What to produce:
A single number is the answer: how many lines of the entries contain the word "true"?
*-*-*
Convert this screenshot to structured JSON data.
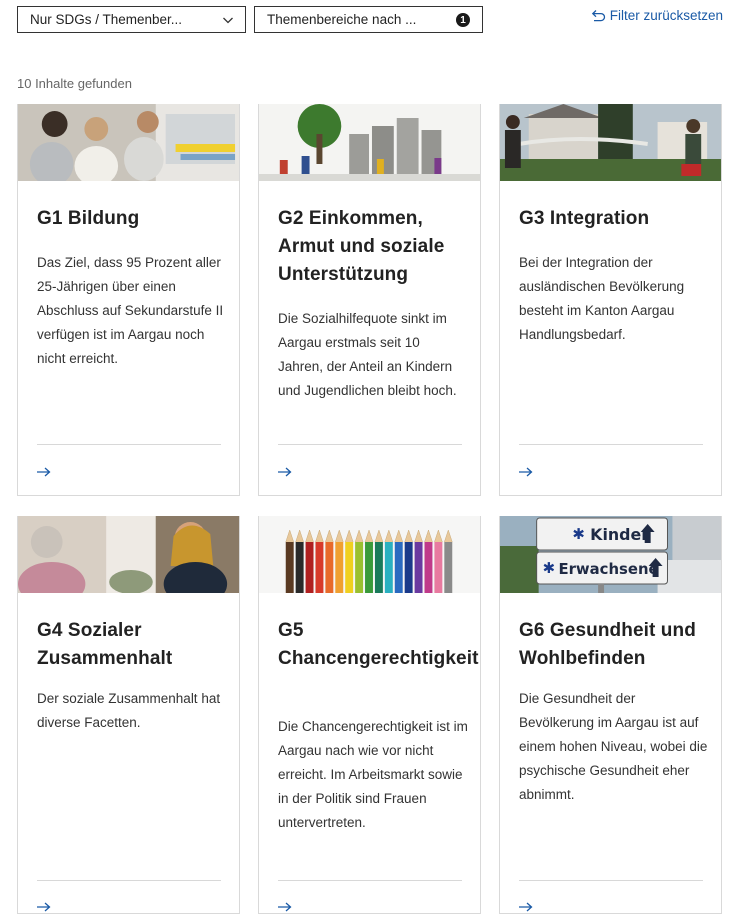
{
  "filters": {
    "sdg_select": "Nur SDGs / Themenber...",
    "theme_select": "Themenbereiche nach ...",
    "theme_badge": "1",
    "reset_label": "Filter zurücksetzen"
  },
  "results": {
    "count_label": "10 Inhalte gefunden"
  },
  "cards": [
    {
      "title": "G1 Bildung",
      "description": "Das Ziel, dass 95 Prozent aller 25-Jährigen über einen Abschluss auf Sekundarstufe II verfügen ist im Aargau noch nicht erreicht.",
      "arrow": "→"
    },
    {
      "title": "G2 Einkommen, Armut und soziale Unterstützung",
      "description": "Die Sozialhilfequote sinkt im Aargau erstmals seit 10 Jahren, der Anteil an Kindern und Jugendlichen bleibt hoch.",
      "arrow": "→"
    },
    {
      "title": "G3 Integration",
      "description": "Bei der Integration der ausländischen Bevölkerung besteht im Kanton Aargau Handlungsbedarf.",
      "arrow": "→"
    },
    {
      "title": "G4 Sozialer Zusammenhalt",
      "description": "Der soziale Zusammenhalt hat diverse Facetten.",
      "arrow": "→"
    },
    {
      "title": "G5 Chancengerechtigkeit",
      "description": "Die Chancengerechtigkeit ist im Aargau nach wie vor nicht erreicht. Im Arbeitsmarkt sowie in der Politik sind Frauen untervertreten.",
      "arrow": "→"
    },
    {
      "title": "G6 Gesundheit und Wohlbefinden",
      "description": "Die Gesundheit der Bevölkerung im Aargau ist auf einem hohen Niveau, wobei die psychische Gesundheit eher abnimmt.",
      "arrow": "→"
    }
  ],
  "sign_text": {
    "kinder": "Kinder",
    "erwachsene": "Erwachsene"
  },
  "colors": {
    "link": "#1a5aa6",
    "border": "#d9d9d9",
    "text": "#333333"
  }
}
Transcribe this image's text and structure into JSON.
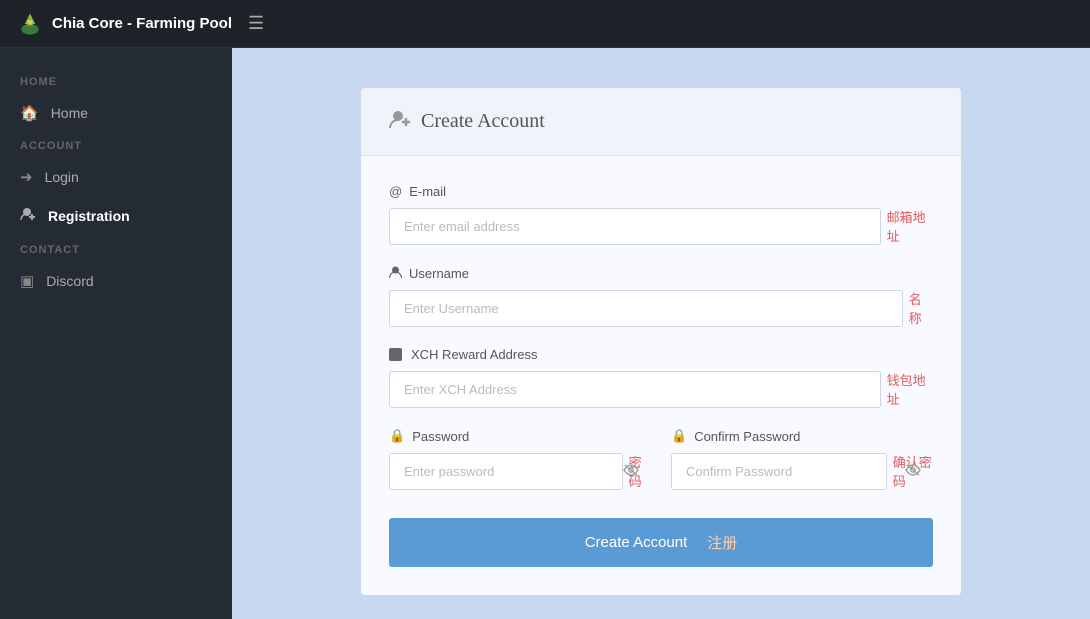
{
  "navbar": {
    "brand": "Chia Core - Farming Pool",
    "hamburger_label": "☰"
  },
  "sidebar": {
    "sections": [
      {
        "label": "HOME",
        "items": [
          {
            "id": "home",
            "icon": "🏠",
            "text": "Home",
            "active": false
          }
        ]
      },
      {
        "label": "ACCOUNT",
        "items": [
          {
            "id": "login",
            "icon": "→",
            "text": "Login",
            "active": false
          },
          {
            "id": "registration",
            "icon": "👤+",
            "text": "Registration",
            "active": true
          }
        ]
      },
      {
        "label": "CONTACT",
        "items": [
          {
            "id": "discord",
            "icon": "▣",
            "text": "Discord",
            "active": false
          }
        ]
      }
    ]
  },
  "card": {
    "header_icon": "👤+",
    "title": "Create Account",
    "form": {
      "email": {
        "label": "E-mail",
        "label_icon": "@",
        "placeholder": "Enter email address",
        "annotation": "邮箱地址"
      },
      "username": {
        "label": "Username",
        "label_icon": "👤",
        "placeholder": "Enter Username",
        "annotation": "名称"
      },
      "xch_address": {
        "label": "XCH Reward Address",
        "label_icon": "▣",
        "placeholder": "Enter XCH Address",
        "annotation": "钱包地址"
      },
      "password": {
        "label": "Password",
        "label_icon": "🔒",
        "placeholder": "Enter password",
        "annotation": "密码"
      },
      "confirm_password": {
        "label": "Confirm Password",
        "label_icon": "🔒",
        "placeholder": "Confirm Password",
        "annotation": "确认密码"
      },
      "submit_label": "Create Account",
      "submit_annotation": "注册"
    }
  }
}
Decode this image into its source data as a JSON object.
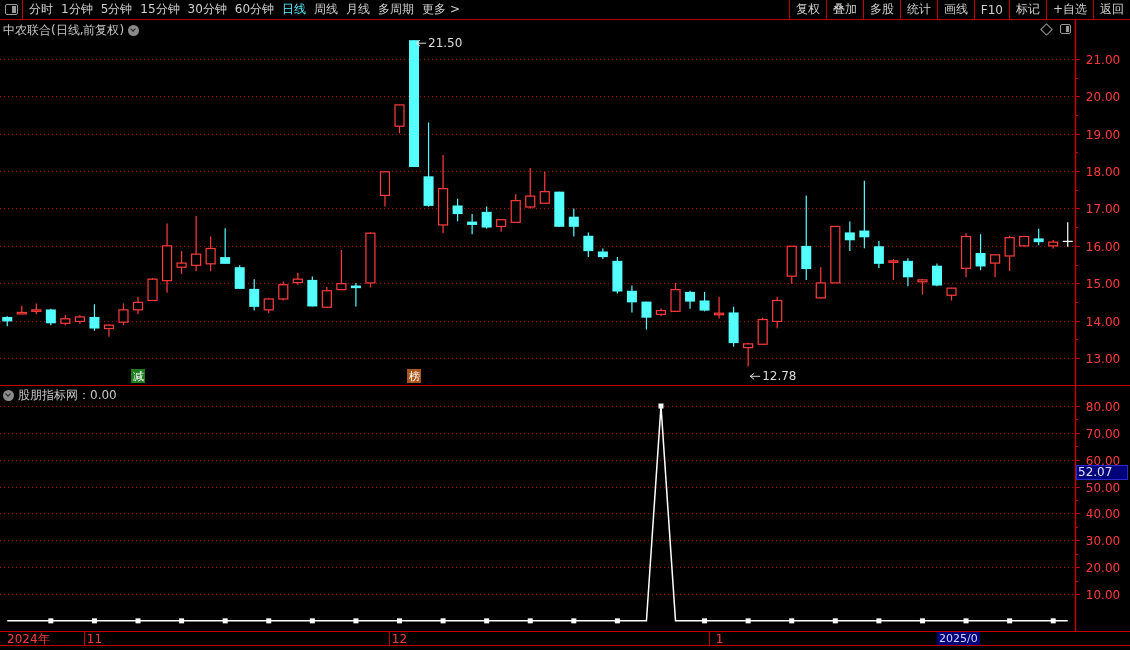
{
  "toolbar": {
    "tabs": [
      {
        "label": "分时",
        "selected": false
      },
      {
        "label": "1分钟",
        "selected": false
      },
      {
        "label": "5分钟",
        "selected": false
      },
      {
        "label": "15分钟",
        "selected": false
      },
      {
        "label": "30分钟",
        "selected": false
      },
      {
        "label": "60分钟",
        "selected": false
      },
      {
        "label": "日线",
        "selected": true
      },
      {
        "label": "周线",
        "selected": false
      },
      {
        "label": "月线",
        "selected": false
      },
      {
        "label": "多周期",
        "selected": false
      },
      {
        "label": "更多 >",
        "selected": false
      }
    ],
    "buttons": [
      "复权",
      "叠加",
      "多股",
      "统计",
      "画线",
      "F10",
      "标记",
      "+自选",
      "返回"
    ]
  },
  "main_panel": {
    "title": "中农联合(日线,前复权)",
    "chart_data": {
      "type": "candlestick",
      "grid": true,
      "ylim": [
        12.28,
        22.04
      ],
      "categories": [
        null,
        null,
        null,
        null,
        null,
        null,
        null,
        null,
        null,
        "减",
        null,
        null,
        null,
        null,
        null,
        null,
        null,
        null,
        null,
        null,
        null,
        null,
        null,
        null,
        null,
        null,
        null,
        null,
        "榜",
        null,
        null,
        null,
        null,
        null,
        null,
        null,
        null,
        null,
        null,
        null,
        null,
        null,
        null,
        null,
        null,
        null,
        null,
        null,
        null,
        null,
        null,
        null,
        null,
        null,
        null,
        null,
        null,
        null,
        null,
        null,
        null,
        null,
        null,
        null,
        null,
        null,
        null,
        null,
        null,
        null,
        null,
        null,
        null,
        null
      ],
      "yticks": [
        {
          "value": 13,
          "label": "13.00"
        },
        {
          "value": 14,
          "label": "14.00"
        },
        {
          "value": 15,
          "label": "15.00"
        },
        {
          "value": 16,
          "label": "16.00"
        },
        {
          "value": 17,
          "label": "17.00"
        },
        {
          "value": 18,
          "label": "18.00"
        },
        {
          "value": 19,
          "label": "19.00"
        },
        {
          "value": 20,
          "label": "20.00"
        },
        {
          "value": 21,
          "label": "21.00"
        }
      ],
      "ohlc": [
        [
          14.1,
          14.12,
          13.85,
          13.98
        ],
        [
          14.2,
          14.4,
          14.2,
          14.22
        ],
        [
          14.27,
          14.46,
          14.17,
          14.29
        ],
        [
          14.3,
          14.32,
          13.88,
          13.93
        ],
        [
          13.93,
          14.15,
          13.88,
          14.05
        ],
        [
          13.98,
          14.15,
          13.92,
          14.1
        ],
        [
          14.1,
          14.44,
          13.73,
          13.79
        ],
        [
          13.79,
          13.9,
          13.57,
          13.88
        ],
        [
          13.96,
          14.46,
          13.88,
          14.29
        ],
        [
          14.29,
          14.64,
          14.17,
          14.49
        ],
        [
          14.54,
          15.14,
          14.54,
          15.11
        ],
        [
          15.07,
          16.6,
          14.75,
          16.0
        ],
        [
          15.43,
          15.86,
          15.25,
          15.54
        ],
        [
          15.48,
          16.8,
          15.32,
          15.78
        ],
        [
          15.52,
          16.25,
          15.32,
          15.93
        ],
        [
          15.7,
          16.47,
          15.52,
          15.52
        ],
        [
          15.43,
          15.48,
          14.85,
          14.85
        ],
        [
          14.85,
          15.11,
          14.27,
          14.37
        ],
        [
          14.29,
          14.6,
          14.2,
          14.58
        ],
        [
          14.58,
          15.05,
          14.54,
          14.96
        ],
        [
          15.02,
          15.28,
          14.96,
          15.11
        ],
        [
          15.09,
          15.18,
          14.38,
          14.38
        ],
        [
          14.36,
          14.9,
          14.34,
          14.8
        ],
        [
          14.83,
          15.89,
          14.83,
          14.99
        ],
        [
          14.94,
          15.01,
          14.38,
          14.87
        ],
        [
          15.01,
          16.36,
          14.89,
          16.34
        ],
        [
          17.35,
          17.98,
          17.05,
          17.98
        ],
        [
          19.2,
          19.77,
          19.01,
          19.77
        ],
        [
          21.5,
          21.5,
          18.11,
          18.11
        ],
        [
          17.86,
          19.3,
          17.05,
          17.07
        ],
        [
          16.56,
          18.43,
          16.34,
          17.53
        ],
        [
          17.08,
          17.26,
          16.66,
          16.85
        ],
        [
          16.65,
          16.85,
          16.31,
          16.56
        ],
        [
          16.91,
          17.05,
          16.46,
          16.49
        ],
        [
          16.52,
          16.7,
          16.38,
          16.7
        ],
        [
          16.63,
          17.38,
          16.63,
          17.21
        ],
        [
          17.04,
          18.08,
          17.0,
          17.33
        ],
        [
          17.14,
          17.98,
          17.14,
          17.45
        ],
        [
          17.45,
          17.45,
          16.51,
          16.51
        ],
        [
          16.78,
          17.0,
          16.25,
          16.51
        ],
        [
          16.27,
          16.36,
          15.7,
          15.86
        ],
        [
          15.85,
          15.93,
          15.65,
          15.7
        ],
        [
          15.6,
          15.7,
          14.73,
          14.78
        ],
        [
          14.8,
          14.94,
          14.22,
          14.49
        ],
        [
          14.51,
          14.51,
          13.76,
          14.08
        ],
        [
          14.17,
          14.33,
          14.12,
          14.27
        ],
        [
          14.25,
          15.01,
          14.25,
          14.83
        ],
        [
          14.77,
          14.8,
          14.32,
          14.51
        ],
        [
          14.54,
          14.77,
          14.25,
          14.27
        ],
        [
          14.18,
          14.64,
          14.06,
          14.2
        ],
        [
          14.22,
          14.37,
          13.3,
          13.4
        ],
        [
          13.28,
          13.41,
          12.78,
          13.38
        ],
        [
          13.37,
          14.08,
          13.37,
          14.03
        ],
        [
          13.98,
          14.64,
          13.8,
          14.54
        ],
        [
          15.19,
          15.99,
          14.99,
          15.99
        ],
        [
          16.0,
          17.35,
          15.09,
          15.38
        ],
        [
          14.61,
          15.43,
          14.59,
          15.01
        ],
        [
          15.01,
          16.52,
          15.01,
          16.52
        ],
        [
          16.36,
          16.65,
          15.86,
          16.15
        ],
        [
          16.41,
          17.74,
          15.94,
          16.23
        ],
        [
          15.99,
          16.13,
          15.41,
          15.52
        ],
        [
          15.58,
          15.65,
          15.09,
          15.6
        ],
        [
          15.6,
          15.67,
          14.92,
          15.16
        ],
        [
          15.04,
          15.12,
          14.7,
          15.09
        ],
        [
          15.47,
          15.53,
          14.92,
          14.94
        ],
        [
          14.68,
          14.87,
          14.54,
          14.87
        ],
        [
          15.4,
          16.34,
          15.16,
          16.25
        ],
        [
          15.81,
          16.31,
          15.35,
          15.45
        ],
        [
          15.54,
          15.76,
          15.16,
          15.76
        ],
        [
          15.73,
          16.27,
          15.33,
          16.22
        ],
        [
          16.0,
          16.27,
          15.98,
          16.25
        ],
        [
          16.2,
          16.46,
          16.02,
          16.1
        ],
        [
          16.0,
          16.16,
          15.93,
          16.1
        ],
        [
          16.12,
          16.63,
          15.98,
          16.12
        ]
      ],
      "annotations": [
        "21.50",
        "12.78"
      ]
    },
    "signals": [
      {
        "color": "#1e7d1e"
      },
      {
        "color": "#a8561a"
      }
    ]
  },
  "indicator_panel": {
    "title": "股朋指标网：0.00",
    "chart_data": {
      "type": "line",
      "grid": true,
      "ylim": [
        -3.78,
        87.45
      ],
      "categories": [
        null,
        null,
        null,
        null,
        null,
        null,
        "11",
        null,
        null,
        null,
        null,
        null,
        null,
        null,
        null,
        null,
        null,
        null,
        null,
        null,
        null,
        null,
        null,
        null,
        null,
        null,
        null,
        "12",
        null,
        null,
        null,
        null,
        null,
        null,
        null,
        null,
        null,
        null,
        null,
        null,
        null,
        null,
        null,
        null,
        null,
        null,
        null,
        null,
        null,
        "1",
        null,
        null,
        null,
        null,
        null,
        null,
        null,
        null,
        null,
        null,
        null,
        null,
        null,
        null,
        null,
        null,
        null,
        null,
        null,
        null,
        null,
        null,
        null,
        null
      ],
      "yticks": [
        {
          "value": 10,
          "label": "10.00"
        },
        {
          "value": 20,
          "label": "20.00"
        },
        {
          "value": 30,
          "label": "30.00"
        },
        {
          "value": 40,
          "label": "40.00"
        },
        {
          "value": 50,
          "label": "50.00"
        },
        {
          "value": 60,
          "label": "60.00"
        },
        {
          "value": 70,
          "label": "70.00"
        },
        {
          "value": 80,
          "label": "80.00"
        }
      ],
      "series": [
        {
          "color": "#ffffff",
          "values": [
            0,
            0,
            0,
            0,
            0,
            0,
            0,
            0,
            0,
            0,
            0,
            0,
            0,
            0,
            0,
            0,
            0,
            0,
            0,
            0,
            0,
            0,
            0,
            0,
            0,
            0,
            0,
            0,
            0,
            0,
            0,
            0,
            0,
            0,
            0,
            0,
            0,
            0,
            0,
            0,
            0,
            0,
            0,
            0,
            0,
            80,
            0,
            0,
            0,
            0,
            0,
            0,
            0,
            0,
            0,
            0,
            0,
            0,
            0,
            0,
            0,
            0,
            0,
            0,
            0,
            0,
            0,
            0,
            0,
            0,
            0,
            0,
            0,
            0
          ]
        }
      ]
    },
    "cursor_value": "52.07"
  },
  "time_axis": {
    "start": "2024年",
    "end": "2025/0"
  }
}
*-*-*
Result of this exercise:
4